--- MATERIAL FOR THIS TASK Enclosed Below ---
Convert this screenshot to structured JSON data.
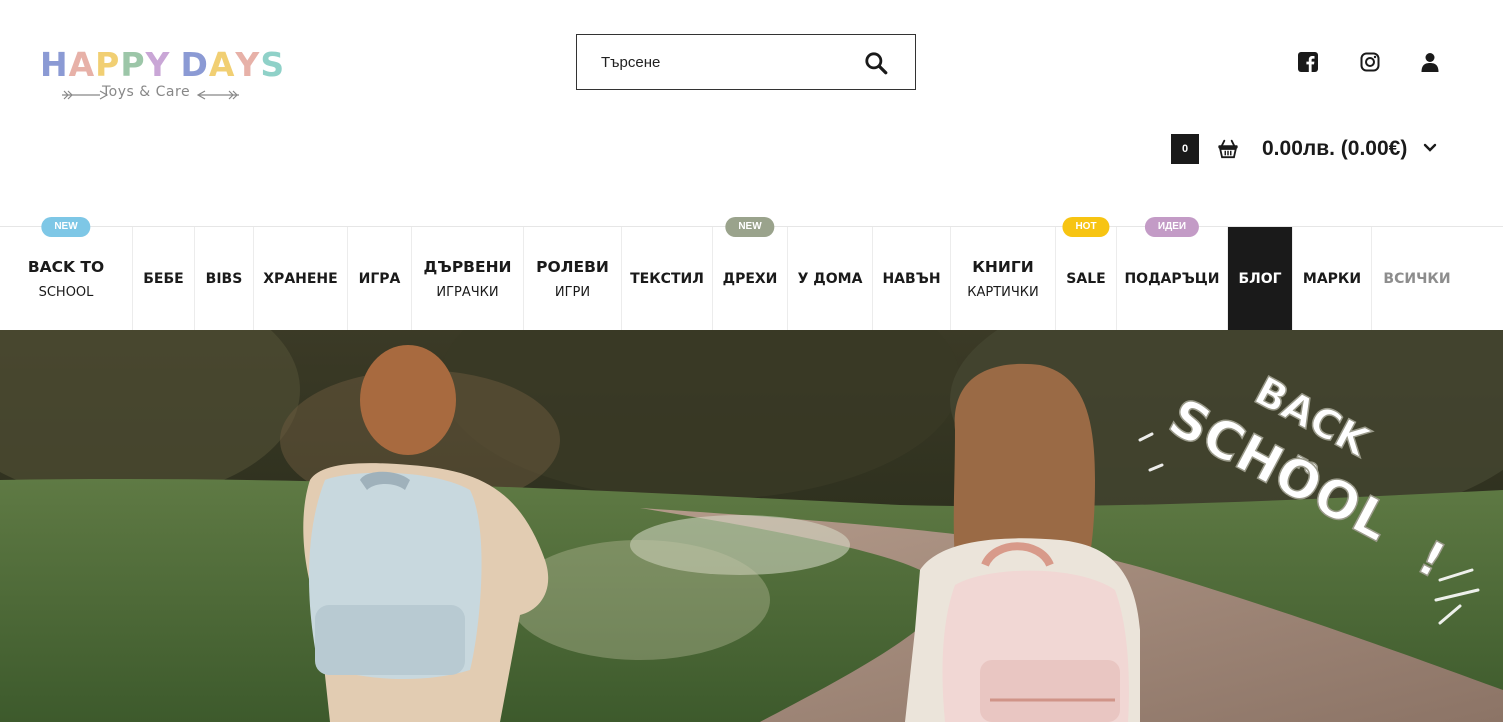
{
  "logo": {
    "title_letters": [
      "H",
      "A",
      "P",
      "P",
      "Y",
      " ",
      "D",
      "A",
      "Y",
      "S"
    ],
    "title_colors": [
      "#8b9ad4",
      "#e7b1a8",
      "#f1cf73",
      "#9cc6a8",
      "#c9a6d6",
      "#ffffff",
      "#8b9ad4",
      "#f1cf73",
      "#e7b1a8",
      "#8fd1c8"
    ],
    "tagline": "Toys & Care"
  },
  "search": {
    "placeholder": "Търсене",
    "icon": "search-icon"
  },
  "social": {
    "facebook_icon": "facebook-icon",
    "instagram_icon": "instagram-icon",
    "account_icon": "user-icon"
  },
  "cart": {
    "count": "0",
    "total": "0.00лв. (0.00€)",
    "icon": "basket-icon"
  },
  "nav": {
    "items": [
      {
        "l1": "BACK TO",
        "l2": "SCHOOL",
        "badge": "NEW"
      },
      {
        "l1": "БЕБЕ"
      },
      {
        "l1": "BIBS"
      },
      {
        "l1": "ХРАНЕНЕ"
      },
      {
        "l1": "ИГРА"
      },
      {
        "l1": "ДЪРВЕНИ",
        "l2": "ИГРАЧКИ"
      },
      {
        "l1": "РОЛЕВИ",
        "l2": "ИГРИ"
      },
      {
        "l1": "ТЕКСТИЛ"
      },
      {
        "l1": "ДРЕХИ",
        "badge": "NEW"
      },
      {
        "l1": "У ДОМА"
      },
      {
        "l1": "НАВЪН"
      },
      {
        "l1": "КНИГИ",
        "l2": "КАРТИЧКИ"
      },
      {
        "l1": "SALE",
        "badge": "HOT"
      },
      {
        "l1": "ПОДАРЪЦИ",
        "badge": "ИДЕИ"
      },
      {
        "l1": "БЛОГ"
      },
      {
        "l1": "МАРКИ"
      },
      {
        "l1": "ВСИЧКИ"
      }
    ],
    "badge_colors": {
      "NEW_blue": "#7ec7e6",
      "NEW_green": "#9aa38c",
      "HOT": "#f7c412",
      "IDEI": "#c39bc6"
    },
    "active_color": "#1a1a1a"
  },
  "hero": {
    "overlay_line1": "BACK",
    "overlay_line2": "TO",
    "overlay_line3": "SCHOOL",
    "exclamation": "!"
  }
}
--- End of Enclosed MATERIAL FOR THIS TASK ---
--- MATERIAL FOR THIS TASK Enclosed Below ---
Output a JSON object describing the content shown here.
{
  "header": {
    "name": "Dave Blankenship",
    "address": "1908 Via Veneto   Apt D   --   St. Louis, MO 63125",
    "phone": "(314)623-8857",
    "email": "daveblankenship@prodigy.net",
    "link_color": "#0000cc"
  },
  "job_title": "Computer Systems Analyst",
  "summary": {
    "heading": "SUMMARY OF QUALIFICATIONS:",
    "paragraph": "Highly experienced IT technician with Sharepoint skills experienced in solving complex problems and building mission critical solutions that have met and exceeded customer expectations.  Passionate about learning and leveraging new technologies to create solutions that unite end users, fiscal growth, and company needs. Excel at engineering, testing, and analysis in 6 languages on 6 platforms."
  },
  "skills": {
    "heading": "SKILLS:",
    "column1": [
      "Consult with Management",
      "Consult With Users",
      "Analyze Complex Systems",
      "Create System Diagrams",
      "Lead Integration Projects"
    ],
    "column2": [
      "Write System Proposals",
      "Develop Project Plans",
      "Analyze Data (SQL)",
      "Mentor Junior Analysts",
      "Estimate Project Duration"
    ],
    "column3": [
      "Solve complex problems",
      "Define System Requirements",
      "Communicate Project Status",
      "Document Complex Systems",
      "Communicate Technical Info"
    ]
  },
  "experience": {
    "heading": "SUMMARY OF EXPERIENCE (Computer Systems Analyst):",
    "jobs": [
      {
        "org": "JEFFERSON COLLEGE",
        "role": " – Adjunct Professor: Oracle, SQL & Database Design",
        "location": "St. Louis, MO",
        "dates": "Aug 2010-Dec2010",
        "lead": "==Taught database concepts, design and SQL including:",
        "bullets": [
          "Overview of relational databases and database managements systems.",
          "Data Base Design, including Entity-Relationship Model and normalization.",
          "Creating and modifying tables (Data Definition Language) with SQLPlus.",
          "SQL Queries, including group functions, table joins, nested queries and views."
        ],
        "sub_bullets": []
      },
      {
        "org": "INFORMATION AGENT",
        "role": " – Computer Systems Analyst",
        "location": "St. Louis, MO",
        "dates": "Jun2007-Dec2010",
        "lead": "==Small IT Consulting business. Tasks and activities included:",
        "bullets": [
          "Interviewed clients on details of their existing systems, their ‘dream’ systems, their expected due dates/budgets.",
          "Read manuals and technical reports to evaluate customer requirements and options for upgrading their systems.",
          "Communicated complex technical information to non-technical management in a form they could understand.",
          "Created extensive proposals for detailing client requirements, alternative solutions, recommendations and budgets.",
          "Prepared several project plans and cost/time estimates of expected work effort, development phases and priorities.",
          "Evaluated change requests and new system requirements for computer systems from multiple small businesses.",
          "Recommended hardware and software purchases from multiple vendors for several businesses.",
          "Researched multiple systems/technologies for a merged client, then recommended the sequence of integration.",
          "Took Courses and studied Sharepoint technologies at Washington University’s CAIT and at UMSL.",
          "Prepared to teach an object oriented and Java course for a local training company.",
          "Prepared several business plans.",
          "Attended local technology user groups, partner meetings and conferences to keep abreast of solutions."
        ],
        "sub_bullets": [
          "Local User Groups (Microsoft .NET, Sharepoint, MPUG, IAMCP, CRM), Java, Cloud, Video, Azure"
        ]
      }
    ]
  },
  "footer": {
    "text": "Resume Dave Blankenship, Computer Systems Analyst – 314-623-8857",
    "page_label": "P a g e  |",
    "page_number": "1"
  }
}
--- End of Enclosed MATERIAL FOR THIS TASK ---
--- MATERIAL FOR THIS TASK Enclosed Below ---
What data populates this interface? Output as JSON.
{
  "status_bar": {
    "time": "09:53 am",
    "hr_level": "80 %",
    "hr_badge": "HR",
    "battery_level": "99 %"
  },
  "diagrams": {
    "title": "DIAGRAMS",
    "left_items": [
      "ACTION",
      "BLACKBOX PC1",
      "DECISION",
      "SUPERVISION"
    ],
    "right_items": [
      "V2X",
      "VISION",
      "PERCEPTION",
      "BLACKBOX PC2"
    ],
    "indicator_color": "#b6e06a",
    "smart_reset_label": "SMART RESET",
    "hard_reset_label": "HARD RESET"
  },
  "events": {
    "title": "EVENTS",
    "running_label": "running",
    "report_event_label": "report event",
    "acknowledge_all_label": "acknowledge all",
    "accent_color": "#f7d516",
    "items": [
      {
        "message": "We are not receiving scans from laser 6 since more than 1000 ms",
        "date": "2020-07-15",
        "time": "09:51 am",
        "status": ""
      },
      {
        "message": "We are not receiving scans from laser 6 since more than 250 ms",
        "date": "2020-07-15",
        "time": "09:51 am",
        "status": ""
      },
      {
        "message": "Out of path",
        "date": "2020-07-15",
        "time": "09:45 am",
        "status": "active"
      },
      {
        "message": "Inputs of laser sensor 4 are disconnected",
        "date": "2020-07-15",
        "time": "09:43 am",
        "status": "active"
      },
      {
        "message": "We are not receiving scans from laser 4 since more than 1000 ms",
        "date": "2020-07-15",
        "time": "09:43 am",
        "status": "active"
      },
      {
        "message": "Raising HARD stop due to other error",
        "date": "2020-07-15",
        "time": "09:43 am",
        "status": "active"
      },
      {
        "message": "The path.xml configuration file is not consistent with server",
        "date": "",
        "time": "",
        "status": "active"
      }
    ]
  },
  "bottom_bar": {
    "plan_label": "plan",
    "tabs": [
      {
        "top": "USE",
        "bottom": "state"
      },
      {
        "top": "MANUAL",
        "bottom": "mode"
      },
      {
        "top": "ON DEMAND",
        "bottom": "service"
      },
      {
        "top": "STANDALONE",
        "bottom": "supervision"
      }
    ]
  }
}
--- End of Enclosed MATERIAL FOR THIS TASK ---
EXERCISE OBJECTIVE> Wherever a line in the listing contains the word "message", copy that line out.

SOLUTION FOR THIS PROBLEM>
        "message": "We are not receiving scans from laser 6 since more than 1000 ms",
        "message": "We are not receiving scans from laser 6 since more than 250 ms",
        "message": "Out of path",
        "message": "Inputs of laser sensor 4 are disconnected",
        "message": "We are not receiving scans from laser 4 since more than 1000 ms",
        "message": "Raising HARD stop due to other error",
        "message": "The path.xml configuration file is not consistent with server",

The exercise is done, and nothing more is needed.